The Canadian government is introducing stricter regulations to ensure clean water aboard planes, trains, and passenger ships for drinking, hand washing, oral hygiene, and food preparation in hopes of preventing illness.
It was 60 years ago when Ottawa first introduced regulations. The existing provisions “no longer reflect the latest industry or scientific standards,” according to a notice posted recently in the Canada Gazette, which posts many government decisions.
Under the new rules, operators would still have the option of either supplying prepackaged water bottles and ice or offering tap water that would be subject to testing. The notice says if tap water is used, operators would need to “sample and analyze the water for E. coli on a routine basis.”
According to Health Canada, travellers will not see price increases as the cost of the changes to operators is not substantial. The new rules are now open to a general consultation period and will not come into force until 2015 at the earliest, but this has been in the works for some time.
A 2005 government audit recommended revising the regulations to reflect the latest scientific research.
Most Canadian airlines have already been working with Health Canada to make some changes, the notice said, and stakeholders in the ferry, cruise ship, train, and bus industries have also been consulted.
The main costs associated with the changes will be related to additional water sampling and record keeping, the notice said.
The United States introduced tougher water regulations in 2009, which includes frequent sampling, routine disinfection, and self-inspection of the aircraft water system every five years.

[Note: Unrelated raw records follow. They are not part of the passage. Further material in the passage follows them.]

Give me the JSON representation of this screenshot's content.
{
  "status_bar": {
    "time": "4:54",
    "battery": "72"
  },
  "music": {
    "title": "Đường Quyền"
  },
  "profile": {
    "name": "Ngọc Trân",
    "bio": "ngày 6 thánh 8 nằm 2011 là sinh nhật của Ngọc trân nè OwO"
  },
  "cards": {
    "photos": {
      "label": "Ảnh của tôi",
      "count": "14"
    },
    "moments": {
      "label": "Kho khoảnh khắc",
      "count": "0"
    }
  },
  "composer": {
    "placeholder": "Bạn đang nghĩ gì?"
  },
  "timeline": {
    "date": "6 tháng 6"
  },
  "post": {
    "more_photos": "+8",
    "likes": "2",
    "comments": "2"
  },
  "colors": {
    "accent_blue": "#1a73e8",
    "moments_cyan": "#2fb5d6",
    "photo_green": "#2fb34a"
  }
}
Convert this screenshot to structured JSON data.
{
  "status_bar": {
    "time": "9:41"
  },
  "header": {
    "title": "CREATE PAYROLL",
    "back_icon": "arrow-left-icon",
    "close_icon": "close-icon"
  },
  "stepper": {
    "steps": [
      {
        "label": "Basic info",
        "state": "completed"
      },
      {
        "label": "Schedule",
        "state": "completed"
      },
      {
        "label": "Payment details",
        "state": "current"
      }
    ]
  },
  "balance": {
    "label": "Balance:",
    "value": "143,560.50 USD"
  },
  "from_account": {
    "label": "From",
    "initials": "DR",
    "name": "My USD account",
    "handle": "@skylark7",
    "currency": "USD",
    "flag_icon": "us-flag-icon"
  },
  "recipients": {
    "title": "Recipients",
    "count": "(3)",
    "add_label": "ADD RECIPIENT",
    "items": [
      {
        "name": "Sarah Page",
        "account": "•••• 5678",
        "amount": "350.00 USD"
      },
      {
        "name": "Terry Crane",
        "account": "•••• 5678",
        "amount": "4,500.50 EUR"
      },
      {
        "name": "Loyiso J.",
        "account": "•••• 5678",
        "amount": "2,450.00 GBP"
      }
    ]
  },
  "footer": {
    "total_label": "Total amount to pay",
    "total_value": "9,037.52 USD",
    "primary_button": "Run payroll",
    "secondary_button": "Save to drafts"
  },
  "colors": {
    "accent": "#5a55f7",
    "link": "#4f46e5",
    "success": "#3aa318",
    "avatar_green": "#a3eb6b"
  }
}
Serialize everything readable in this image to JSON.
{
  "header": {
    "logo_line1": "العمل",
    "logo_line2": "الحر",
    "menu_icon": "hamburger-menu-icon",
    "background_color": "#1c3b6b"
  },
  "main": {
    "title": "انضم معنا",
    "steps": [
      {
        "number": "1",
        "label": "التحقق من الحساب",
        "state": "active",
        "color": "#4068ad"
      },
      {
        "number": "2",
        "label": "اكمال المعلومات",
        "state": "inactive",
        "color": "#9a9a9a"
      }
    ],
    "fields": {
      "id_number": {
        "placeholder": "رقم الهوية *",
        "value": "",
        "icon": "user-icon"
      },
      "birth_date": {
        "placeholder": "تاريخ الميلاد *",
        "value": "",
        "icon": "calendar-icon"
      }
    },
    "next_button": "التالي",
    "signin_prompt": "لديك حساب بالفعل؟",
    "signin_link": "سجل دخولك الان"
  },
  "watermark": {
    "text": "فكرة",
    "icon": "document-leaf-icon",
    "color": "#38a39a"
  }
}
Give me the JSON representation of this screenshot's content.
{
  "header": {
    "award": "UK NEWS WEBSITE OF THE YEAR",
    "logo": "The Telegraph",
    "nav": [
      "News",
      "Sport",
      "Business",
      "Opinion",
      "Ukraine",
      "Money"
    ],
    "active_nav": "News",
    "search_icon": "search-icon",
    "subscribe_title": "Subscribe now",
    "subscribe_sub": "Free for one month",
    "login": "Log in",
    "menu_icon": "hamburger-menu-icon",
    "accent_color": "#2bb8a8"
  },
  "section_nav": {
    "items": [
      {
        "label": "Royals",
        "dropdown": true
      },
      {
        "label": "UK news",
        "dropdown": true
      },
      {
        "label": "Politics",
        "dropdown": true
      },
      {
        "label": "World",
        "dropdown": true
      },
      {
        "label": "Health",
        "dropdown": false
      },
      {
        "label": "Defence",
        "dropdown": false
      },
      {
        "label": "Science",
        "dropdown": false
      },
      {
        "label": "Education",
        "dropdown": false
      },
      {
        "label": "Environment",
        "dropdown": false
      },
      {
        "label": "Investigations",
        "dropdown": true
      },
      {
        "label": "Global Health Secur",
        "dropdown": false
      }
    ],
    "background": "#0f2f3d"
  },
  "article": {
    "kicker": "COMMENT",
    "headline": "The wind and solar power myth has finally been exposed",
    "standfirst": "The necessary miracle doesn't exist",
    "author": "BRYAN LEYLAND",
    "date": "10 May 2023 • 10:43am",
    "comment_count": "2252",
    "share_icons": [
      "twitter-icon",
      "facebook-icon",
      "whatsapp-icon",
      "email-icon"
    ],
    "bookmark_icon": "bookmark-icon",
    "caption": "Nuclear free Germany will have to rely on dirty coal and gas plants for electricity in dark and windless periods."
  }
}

A 2004 study by the U.S. Environmental Protection Agency found that water on 15 per cent of 327 aircraft tested positive for total coliform, which is often used to indicate the sanitary quality of foods and water.